Late again. More excuses. But it’s a really good one this time. I’m just back from a four day excursion, and am so glad I went.  Organised by the Friends of the Australian Archaeological Institute of Athens, the trip involved visiting Sparta, Mystras, and Monemvasia., so that both Ancient and Byzantine Greece received due attention. And we had expert commentary from an American archaeologist who clearly knows certain parts of Greece like the back of his hand.

Read more...

May 2014

 

The first of May is a public holiday in Greece. I don’t suppose too many of the locals have heard of Alfred Tennyson, the nineteenth century English poet, who penned, among many immortal lines, the not-so-memorable “I’m to be Queen o’ the May, Mother.’ But the locals, many of them, anyway, still keep to the custom of gathering ‘knots of flowers and buds’ for the making of ‘garlands gay.’ My late mother-in-law never missed making a May Day wreath, and it is considered bad luck for a house not to have one. Alas, I have taken this risk for many a long year.

 

Read more...

April 2014

Late again, but with a good excuse, as I’m just back from the Big Smoke, which is how I think of Athens, where smoke is a definite feature of the cityscape. Greeks who live in the countryside are more likely to refer to it as To Megalo Xorio, The Big Village. I’ve had a week being Granny/Yiayia, and in fact I started the interlude about 27 km south-west of Athens, in a place called Nea Peramos, which is where my two ‘big’ grandsons live. Nikitas turns 8 and Maximus 6 this week, and where have all those years gone? I ask myself.
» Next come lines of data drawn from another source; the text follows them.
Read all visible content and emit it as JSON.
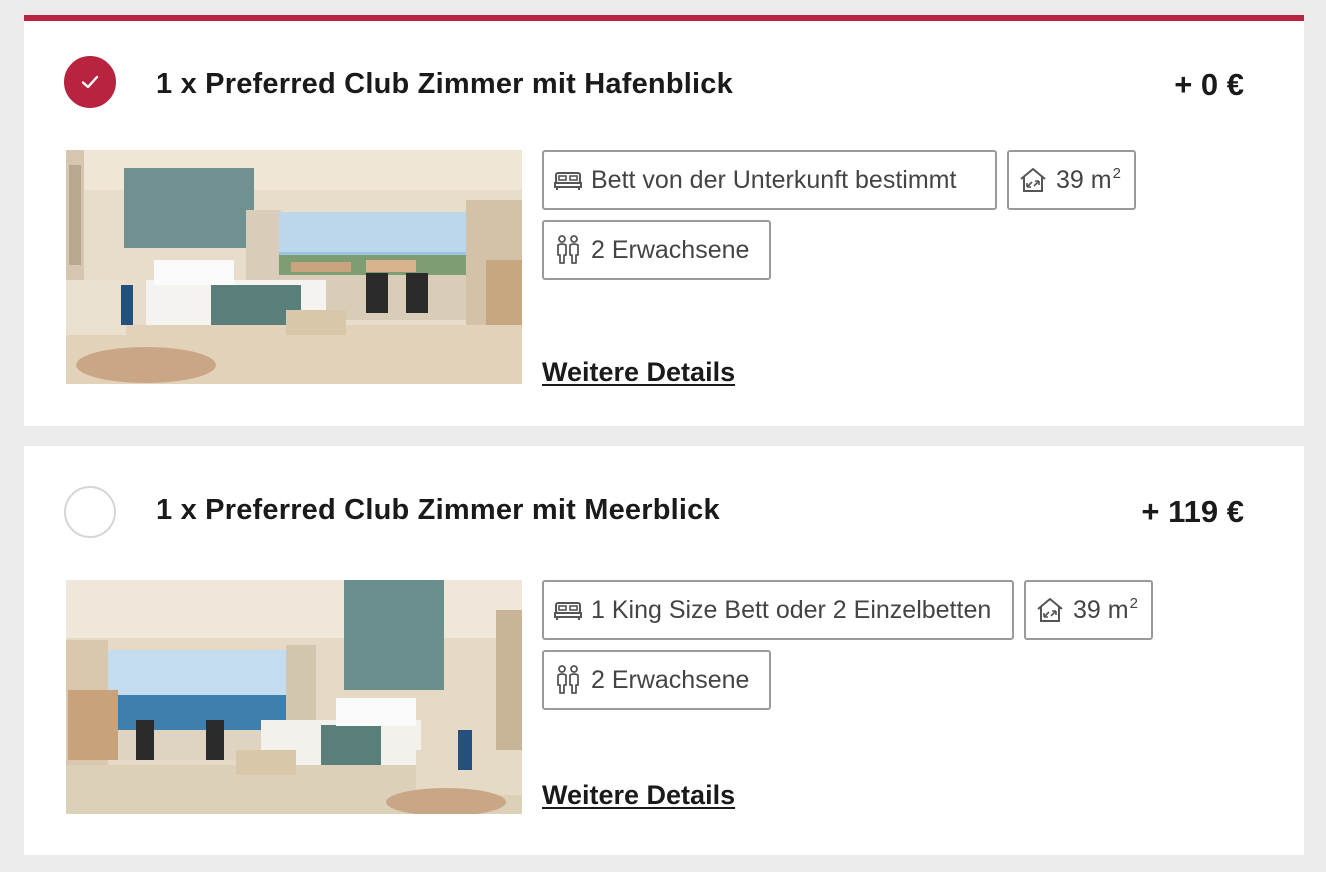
{
  "rooms": [
    {
      "selected": true,
      "title": "1 x Preferred Club Zimmer mit Hafenblick",
      "price": "+ 0 €",
      "bed": "Bett von der Unterkunft bestimmt",
      "size_value": "39 m",
      "size_sup": "2",
      "guests": "2 Erwachsene",
      "details_label": "Weitere Details",
      "photo_view": "harbor-view"
    },
    {
      "selected": false,
      "title": "1 x Preferred Club Zimmer mit Meerblick",
      "price": "+ 119 €",
      "bed": "1 King Size Bett oder 2 Einzelbetten",
      "size_value": "39 m",
      "size_sup": "2",
      "guests": "2 Erwachsene",
      "details_label": "Weitere Details",
      "photo_view": "ocean-view"
    }
  ],
  "icons": {
    "radio_checked": "checkmark-icon",
    "bed": "bed-icon",
    "size": "room-size-icon",
    "guests": "adults-icon"
  },
  "colors": {
    "accent": "#b8233f",
    "page_background": "#ebebeb",
    "card_background": "#ffffff",
    "tag_border": "#9a9a9a"
  }
}
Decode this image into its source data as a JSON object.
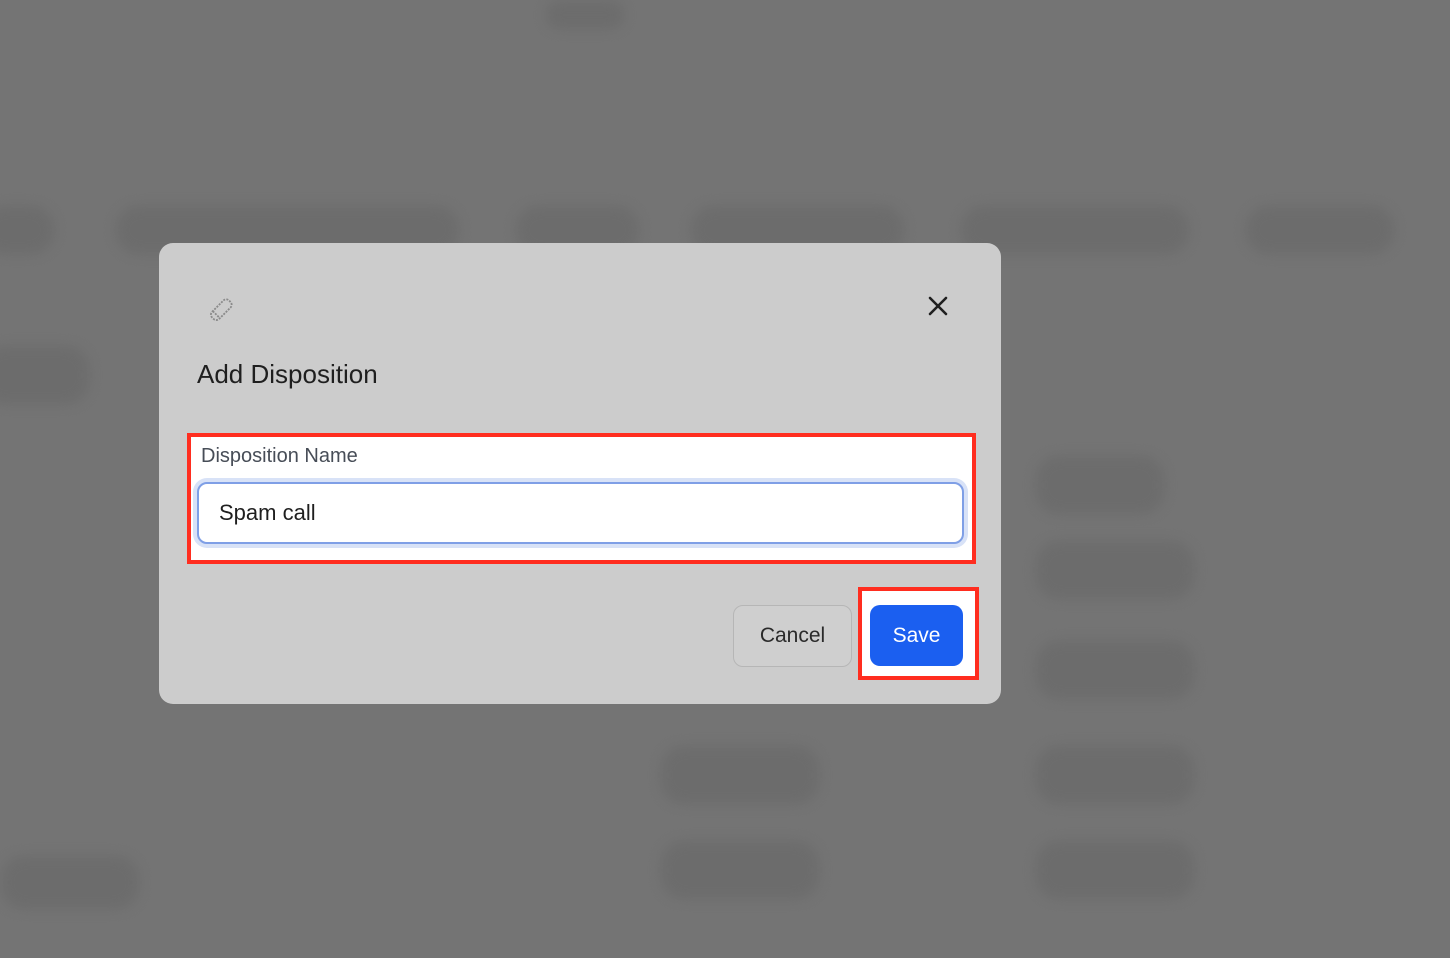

Read more...

March 2014

I’m pleased to report that this last month has been the most bearable February I have ever known. There have been a few rainy spells, and bouts of cold, but not many, so as a result the wild flowers have gone mad, a sure sign that the Peloponnesian landscape is awakening from its winter sleep. Balmy weather has comforted us all, although it could well be, as my Scottish ancestors might have said, that we will pay for it later. In the meantime, enjoyment is the name of the day, and the locals have got on to spring tasks of ploughing and planting much earlier than usual. Jackets and coats have been shed, and people are readying themselves for Clean Monday, which is the huge celebration and general nosh-up that marks the beginning of Lent.

Read more...

February 2014

I know I’ve moaned about the speed of Time’s winged chariot before, but the vehicle seems to be accelerating, even while people of my age are trying, as a friend rather ruefully remarks, to break said chariot’s axle. To no avail, of course. And we can’t shoot the horses, either.

Read more...

January 2014

It’s happened again: another year is here, creeping up on us when we least expected it, when we’d hardly finished dealing with the last one. Some people I know are relieved, not having been entirely happy with the notion of 2013. 2014, they say, has a much better ring to it. Well, here’s hoping they’re right, and here’s hoping for good things to happen to all people. (So many bad things seem to happen to good people, let’s face it.)

Read more...

December 2013

Forty-five years ago, my parents moved into a house that had no front fence. In most of that Melburnian suburb, although side fences served as a practical sort of divider, lawns sloped freely down to the concrete pavements, and nobody thought anything of it. I certainly didn’t, but these days the subject of fences and walls is very much on my mind, and I think of that estate’s plan as being symbolic of a kind of trust and freedom that may have disappeared forever.

Read more...

Gillian Bouras

 

Eureka Street

Gillian occasionally writes for

Eureka Street

(Type 'Bouras' into their search bar to find all her articles.)

 
Gillian Bouras 2017 CreativityGames.net